(2000) Protein Sci 9: 1217-1225
- PubMed: 10892814
- DOI: https://doi.org/10.1110/ps.9.6.1217
- Primary Citation of Related Structures:
- PubMed Abstract:
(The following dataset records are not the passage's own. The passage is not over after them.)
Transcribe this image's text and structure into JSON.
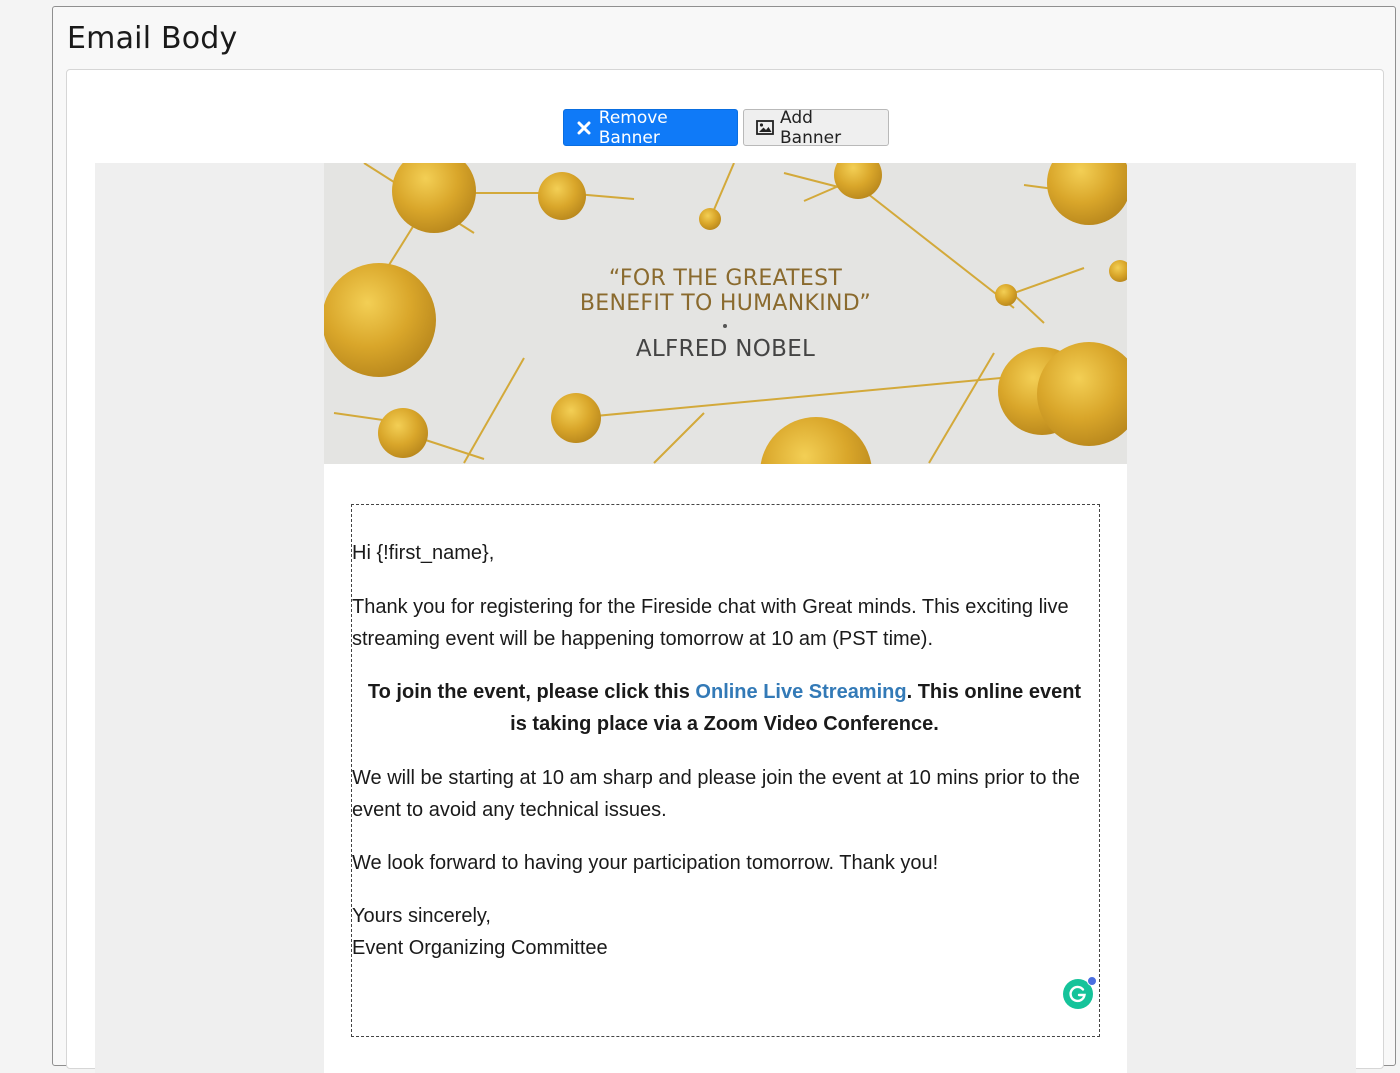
{
  "page": {
    "title": "Email Body"
  },
  "toolbar": {
    "remove_banner_label": "Remove Banner",
    "add_banner_label": "Add Banner"
  },
  "banner": {
    "quote_line1": "“FOR THE GREATEST",
    "quote_line2": "BENEFIT TO HUMANKIND”",
    "author": "ALFRED NOBEL"
  },
  "email": {
    "greeting": "Hi {!first_name},",
    "thanks": "Thank you for registering for the Fireside chat with Great minds. This exciting live streaming event will be happening tomorrow at 10 am (PST time).",
    "join_prefix": "To join the event, please click this ",
    "join_link": "Online Live Streaming",
    "join_suffix": ". This online event is taking place via a Zoom Video Conference.",
    "start": "We will be starting at 10 am sharp and please join the event at 10 mins prior to the event to avoid any technical issues.",
    "forward": "We look forward to having your participation tomorrow. Thank you!",
    "sign_line1": "Yours sincerely,",
    "sign_line2": "Event Organizing Committee"
  },
  "icons": {
    "remove": "close-icon",
    "add": "image-icon",
    "grammarly": "grammarly-icon"
  },
  "colors": {
    "primary_button": "#0f7af8",
    "link": "#337ab7",
    "gold": "#d4a32a",
    "grammarly": "#15c39a"
  }
}
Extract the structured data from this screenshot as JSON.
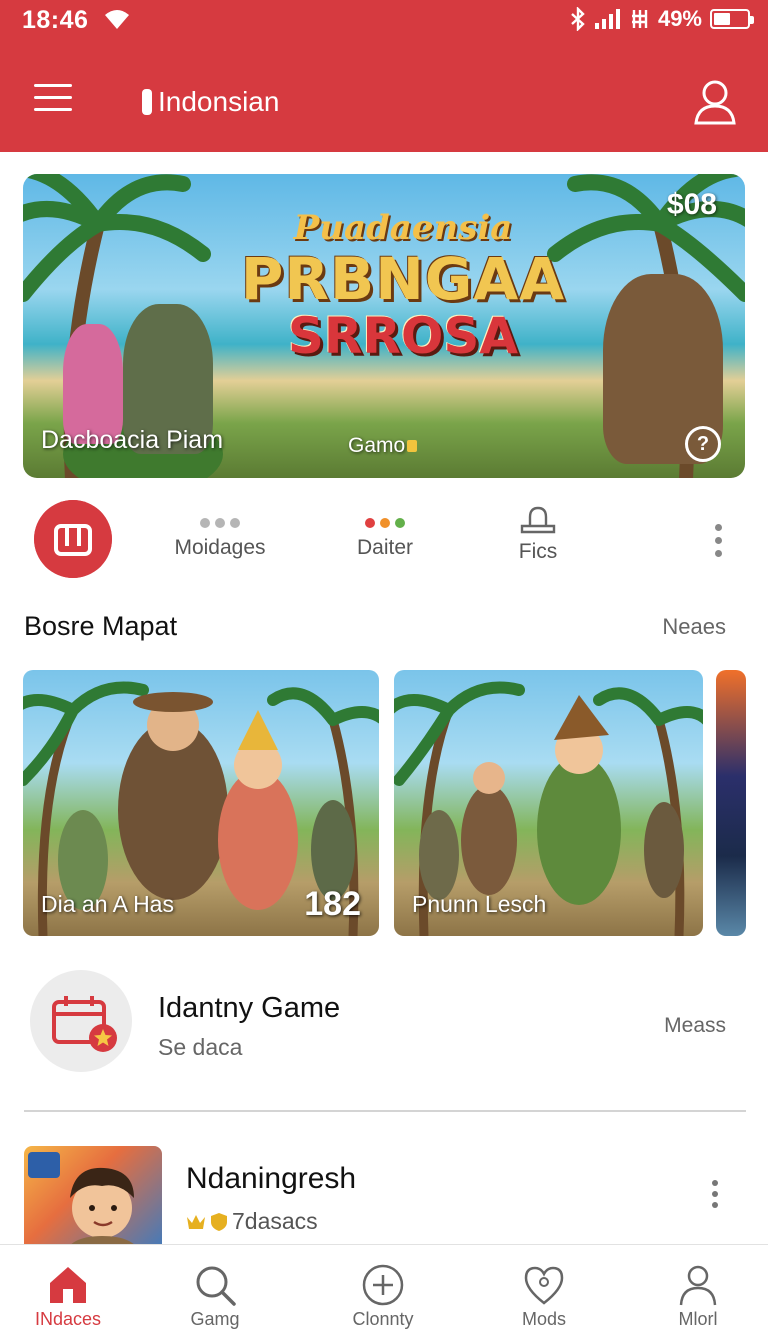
{
  "status_bar": {
    "time": "18:46",
    "battery": "49%"
  },
  "app_bar": {
    "language": "Indonsian"
  },
  "hero": {
    "logo_line1": "Puadaensia",
    "logo_line2": "PRBNGAA",
    "logo_line3": "SRROSA",
    "price": "$08",
    "caption": "Dacboacia Piam",
    "sub": "Gamo"
  },
  "quick_actions": [
    {
      "label": "Moidages"
    },
    {
      "label": "Daiter"
    },
    {
      "label": "Fics"
    }
  ],
  "section": {
    "title": "Bosre Mapat",
    "more": "Neaes"
  },
  "cards": [
    {
      "title": "Dia an A Has",
      "number": "182"
    },
    {
      "title": "Pnunn Lesch"
    }
  ],
  "list_items": [
    {
      "title": "Idantny Game",
      "subtitle": "Se daca",
      "meta": "Meass"
    },
    {
      "title": "Ndaningresh",
      "subtitle": "7dasacs"
    }
  ],
  "bottom_nav": [
    {
      "label": "INdaces",
      "icon": "home-icon",
      "active": true
    },
    {
      "label": "Gamg",
      "icon": "search-icon"
    },
    {
      "label": "Clonnty",
      "icon": "plus-circle-icon"
    },
    {
      "label": "Mods",
      "icon": "heart-icon"
    },
    {
      "label": "Mlorl",
      "icon": "profile-icon"
    }
  ],
  "colors": {
    "brand_red": "#d63a40"
  }
}
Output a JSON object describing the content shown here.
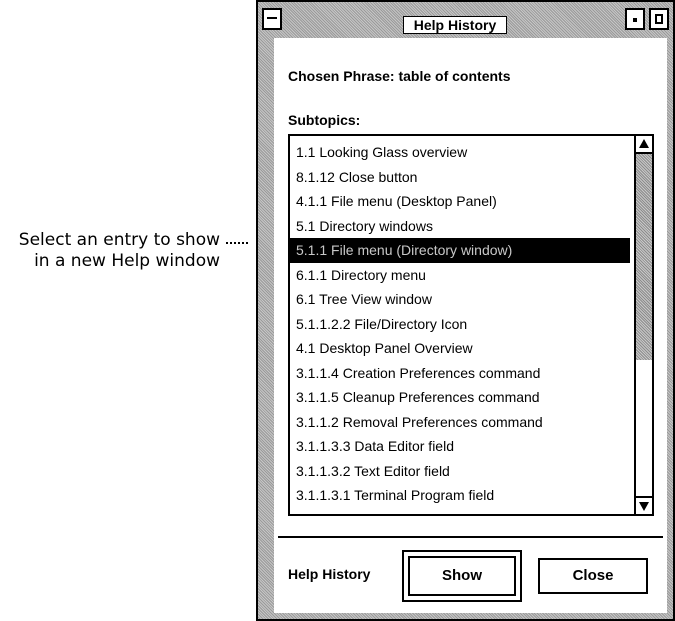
{
  "callout": {
    "text": "Select an entry to show in a new Help window"
  },
  "window": {
    "title": "Help History",
    "chosen_phrase": "Chosen Phrase: table of contents",
    "subtopics_label": "Subtopics:",
    "subtopics": [
      "1.1  Looking Glass overview",
      "8.1.12  Close button",
      "4.1.1  File menu (Desktop Panel)",
      "5.1  Directory windows",
      "5.1.1  File menu (Directory window)",
      "6.1.1  Directory menu",
      "6.1  Tree View window",
      "5.1.1.2.2  File/Directory Icon",
      "4.1  Desktop Panel Overview",
      "3.1.1.4  Creation Preferences command",
      "3.1.1.5  Cleanup Preferences command",
      "3.1.1.2  Removal Preferences command",
      "3.1.1.3.3  Data Editor field",
      "3.1.1.3.2  Text Editor field",
      "3.1.1.3.1  Terminal Program field"
    ],
    "selected_index": 4,
    "footer_label": "Help History",
    "show_label": "Show",
    "close_label": "Close"
  }
}
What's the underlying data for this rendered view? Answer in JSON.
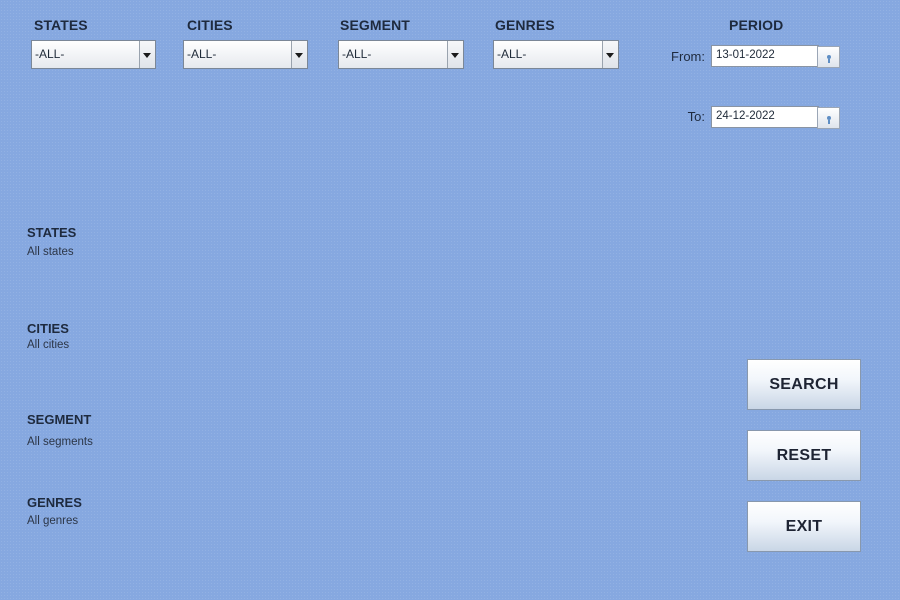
{
  "filters": {
    "states": {
      "label": "STATES",
      "value": "-ALL-"
    },
    "cities": {
      "label": "CITIES",
      "value": "-ALL-"
    },
    "segment": {
      "label": "SEGMENT",
      "value": "-ALL-"
    },
    "genres": {
      "label": "GENRES",
      "value": "-ALL-"
    }
  },
  "period": {
    "title": "PERIOD",
    "from_label": "From:",
    "from_value": "13-01-2022",
    "to_label": "To:",
    "to_value": "24-12-2022",
    "picker_icon": "calendar-picker-icon"
  },
  "summary": {
    "states": {
      "title": "STATES",
      "value": "All states"
    },
    "cities": {
      "title": "CITIES",
      "value": "All cities"
    },
    "segment": {
      "title": "SEGMENT",
      "value": "All segments"
    },
    "genres": {
      "title": "GENRES",
      "value": "All genres"
    }
  },
  "actions": {
    "search": "SEARCH",
    "reset": "RESET",
    "exit": "EXIT"
  },
  "colors": {
    "background": "#86a8e0",
    "label_text": "#1e2a3e"
  }
}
Guanine-containing mono- and dinucleotides bind to the active site of ribonuclease A in a nonproductive mode (retro-binding) (Aguilar CF, Thomas PJ, Mills A, Moss DS, Palmer RA. 1992. J Mol Biol 224:265-267). Guanine binds to the highly specific pyrimidine site by forming hydrogen bonds with Thr45 and with the sulfate anion located in the P1 site. To investigate the influence of the anion present in the P1 site on retro-binding, we determined the structure of two new complexes of RNase A with uridylyl(2',5')guanosine obtained by soaking two different forms of pre-grown RNase A crystals. In one case, RNase A was crystallized without removing the sulfate anion strongly bound to the active site; in the other, the protein was first equilibrated with a basic solution to displace the anion from the P1 site. The X-ray structures of the complexes with and without sulfate in P1 were refined using diffraction data up to 1.8 A (R-factor 0.192) and 2.0 A (R-factor 0.178), respectively. The binding mode of the substrate analogue to the protein differs markedly in the two complexes. When the sulfate is located in P1, we observe retro-binding; whereas when the anion is removed from the active site, the uridine is productively bound at the B1 site. In the productive complex, the electron density is very well defined for the uridine moiety, whereas the downstream guanine is disordered. This finding indicates that the interactions of guanine in the B2 site are rather weak and that this site is essentially adenine preferring. In this crystal form, there are two molecules per asymmetric unit, and due to crystal packing, only the active site of one molecule is accessible to the ligand. Thus, in the same crystal we have a ligand-bound and a ligand-free RNase A molecule. The comparison of these two structures furnishes a detailed and reliable picture of the structural alterations induced by the binding of the substrate. These results provide structural information to support the hypotheses on the role of RNase A active site residues that have recently emerged from site-directed mutagenesis studies.
Centro di Studio di Biocristallografia, CNR, Universita' degli Studi di Napoli Federico II, Italy.